_WORK ITEM_.
Repeat the listing beneath this line exactly, keeping every character.
Segment Start: GIVEN INFORMATION
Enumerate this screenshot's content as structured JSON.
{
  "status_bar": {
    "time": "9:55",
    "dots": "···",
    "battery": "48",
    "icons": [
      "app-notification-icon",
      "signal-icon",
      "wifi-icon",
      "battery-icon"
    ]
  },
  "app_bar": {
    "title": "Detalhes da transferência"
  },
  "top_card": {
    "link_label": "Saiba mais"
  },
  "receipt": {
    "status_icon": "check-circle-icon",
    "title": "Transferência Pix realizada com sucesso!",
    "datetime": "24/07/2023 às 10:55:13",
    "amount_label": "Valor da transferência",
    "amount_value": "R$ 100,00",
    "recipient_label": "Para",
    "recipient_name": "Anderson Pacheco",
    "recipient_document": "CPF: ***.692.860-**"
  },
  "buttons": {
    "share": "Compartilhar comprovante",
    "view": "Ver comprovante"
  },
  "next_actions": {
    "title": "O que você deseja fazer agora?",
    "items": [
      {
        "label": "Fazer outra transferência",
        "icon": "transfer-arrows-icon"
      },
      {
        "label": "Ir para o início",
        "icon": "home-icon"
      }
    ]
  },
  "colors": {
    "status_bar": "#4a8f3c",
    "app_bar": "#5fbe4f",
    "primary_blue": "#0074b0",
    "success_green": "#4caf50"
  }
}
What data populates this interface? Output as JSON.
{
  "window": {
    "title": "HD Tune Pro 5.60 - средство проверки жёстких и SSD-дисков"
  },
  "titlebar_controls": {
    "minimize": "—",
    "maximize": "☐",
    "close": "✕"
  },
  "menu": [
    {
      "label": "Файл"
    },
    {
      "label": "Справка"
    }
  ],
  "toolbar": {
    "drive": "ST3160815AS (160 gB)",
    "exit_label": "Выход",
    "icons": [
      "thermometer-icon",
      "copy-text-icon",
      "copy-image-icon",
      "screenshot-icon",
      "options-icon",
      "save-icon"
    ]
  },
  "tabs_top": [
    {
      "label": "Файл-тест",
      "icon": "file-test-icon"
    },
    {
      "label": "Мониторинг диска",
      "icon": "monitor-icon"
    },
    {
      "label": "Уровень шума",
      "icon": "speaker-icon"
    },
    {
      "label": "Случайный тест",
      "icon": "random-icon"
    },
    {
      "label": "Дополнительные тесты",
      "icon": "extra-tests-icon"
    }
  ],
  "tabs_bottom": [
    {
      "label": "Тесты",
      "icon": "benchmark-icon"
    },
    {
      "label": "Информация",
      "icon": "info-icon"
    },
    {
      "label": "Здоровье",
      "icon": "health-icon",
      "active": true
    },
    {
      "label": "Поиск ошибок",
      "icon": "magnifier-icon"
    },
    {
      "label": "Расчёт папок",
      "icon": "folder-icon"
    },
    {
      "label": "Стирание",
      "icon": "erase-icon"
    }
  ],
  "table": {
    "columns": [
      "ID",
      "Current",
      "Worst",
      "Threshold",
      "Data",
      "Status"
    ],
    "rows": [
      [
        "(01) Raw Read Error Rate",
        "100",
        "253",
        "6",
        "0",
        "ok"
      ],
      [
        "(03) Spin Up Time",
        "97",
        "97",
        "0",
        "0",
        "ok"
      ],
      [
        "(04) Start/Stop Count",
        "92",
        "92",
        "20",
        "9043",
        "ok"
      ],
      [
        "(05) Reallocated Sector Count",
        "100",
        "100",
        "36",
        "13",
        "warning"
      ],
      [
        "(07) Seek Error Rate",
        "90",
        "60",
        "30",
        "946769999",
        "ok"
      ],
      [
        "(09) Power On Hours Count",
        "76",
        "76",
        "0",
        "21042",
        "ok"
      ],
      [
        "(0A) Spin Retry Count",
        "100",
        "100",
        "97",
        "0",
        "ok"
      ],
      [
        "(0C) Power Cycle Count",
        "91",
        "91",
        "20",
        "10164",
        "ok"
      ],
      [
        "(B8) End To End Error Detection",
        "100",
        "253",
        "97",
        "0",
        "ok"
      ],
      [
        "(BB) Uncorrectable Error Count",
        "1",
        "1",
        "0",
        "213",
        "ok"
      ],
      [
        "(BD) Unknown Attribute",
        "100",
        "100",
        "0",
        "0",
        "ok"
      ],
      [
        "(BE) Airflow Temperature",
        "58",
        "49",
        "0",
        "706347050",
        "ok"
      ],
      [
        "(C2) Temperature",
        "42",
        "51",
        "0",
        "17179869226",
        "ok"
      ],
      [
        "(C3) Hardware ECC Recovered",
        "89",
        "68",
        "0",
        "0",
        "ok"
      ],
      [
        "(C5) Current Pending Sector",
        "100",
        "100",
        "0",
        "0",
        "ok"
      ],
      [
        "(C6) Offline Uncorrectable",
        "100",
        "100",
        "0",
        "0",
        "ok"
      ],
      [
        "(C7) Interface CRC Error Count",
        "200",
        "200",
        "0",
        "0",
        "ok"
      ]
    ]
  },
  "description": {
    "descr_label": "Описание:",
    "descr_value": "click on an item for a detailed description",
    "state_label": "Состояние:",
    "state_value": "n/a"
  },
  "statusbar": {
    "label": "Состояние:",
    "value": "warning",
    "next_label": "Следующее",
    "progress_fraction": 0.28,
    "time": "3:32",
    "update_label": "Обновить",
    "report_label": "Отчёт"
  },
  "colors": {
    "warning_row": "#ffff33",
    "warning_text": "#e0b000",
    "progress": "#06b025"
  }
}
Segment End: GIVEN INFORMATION
_WRITTEN RESPONSE_.
Enumerate this screenshot's content as structured JSON.
{
  "status_bar": {
    "time": "9:55",
    "dots": "···",
    "battery": "48",
    "icons": [
      "app-notification-icon",
      "signal-icon",
      "wifi-icon",
      "battery-icon"
    ]
  },
  "app_bar": {
    "title": "Detalhes da transferência"
  },
  "top_card": {
    "link_label": "Saiba mais"
  },
  "receipt": {
    "status_icon": "check-circle-icon",
    "title": "Transferência Pix realizada com sucesso!",
    "datetime": "24/07/2023 às 10:55:13",
    "amount_label": "Valor da transferência",
    "amount_value": "R$ 100,00",
    "recipient_label": "Para",
    "recipient_name": "Anderson Pacheco",
    "recipient_document": "CPF: ***.692.860-**"
  },
  "buttons": {
    "share": "Compartilhar comprovante",
    "view": "Ver comprovante"
  },
  "next_actions": {
    "title": "O que você deseja fazer agora?",
    "items": [
      {
        "label": "Fazer outra transferência",
        "icon": "transfer-arrows-icon"
      },
      {
        "label": "Ir para o início",
        "icon": "home-icon"
      }
    ]
  },
  "colors": {
    "status_bar": "#4a8f3c",
    "app_bar": "#5fbe4f",
    "primary_blue": "#0074b0",
    "success_green": "#4caf50"
  }
}
What data populates this interface? Output as JSON.
{
  "window": {
    "title": "HD Tune Pro 5.60 - средство проверки жёстких и SSD-дисков"
  },
  "titlebar_controls": {
    "minimize": "—",
    "maximize": "☐",
    "close": "✕"
  },
  "menu": [
    {
      "label": "Файл"
    },
    {
      "label": "Справка"
    }
  ],
  "toolbar": {
    "drive": "ST3160815AS (160 gB)",
    "exit_label": "Выход",
    "icons": [
      "thermometer-icon",
      "copy-text-icon",
      "copy-image-icon",
      "screenshot-icon",
      "options-icon",
      "save-icon"
    ]
  },
  "tabs_top": [
    {
      "label": "Файл-тест",
      "icon": "file-test-icon"
    },
    {
      "label": "Мониторинг диска",
      "icon": "monitor-icon"
    },
    {
      "label": "Уровень шума",
      "icon": "speaker-icon"
    },
    {
      "label": "Случайный тест",
      "icon": "random-icon"
    },
    {
      "label": "Дополнительные тесты",
      "icon": "extra-tests-icon"
    }
  ],
  "tabs_bottom": [
    {
      "label": "Тесты",
      "icon": "benchmark-icon"
    },
    {
      "label": "Информация",
      "icon": "info-icon"
    },
    {
      "label": "Здоровье",
      "icon": "health-icon",
      "active": true
    },
    {
      "label": "Поиск ошибок",
      "icon": "magnifier-icon"
    },
    {
      "label": "Расчёт папок",
      "icon": "folder-icon"
    },
    {
      "label": "Стирание",
      "icon": "erase-icon"
    }
  ],
  "table": {
    "columns": [
      "ID",
      "Current",
      "Worst",
      "Threshold",
      "Data",
      "Status"
    ],
    "rows": [
      [
        "(01) Raw Read Error Rate",
        "100",
        "253",
        "6",
        "0",
        "ok"
      ],
      [
        "(03) Spin Up Time",
        "97",
        "97",
        "0",
        "0",
        "ok"
      ],
      [
        "(04) Start/Stop Count",
        "92",
        "92",
        "20",
        "9043",
        "ok"
      ],
      [
        "(05) Reallocated Sector Count",
        "100",
        "100",
        "36",
        "13",
        "warning"
      ],
      [
        "(07) Seek Error Rate",
        "90",
        "60",
        "30",
        "946769999",
        "ok"
      ],
      [
        "(09) Power On Hours Count",
        "76",
        "76",
        "0",
        "21042",
        "ok"
      ],
      [
        "(0A) Spin Retry Count",
        "100",
        "100",
        "97",
        "0",
        "ok"
      ],
      [
        "(0C) Power Cycle Count",
        "91",
        "91",
        "20",
        "10164",
        "ok"
      ],
      [
        "(B8) End To End Error Detection",
        "100",
        "253",
        "97",
        "0",
        "ok"
      ],
      [
        "(BB) Uncorrectable Error Count",
        "1",
        "1",
        "0",
        "213",
        "ok"
      ],
      [
        "(BD) Unknown Attribute",
        "100",
        "100",
        "0",
        "0",
        "ok"
      ],
      [
        "(BE) Airflow Temperature",
        "58",
        "49",
        "0",
        "706347050",
        "ok"
      ],
      [
        "(C2) Temperature",
        "42",
        "51",
        "0",
        "17179869226",
        "ok"
      ],
      [
        "(C3) Hardware ECC Recovered",
        "89",
        "68",
        "0",
        "0",
        "ok"
      ],
      [
        "(C5) Current Pending Sector",
        "100",
        "100",
        "0",
        "0",
        "ok"
      ],
      [
        "(C6) Offline Uncorrectable",
        "100",
        "100",
        "0",
        "0",
        "ok"
      ],
      [
        "(C7) Interface CRC Error Count",
        "200",
        "200",
        "0",
        "0",
        "ok"
      ]
    ]
  },
  "description": {
    "descr_label": "Описание:",
    "descr_value": "click on an item for a detailed description",
    "state_label": "Состояние:",
    "state_value": "n/a"
  },
  "statusbar": {
    "label": "Состояние:",
    "value": "warning",
    "next_label": "Следующее",
    "progress_fraction": 0.28,
    "time": "3:32",
    "update_label": "Обновить",
    "report_label": "Отчёт"
  },
  "colors": {
    "warning_row": "#ffff33",
    "warning_text": "#e0b000",
    "progress": "#06b025"
  }
}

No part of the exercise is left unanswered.